DATASET EXTRACT ▸
________________
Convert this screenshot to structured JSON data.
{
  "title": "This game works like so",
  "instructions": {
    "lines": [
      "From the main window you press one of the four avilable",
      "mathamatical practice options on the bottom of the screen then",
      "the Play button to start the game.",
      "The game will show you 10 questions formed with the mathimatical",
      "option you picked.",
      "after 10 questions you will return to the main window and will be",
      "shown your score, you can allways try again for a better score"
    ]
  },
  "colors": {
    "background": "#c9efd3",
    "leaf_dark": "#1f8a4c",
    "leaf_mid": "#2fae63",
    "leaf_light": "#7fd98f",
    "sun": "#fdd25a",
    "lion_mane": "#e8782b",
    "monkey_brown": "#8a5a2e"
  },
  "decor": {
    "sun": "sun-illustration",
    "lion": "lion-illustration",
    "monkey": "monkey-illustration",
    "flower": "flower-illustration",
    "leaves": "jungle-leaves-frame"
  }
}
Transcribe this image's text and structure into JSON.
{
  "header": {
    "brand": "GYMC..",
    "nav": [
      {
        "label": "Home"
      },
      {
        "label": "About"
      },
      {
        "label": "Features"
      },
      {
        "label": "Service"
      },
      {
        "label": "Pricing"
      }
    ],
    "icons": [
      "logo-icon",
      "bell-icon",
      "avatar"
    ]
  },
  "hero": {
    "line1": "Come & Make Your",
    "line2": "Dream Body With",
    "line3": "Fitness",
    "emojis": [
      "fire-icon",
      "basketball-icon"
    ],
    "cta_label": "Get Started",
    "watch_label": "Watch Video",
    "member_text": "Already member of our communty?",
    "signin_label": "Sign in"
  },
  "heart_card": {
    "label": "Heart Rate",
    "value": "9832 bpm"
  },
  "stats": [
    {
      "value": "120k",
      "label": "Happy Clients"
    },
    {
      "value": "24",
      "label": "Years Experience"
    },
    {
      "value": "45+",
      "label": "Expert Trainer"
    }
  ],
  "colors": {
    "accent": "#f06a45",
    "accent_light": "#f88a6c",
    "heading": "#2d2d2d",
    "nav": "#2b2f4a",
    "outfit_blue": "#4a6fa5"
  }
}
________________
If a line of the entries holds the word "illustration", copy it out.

REPLY ▸
    "sun": "sun-illustration",
    "lion": "lion-illustration",
    "monkey": "monkey-illustration",
    "flower": "flower-illustration",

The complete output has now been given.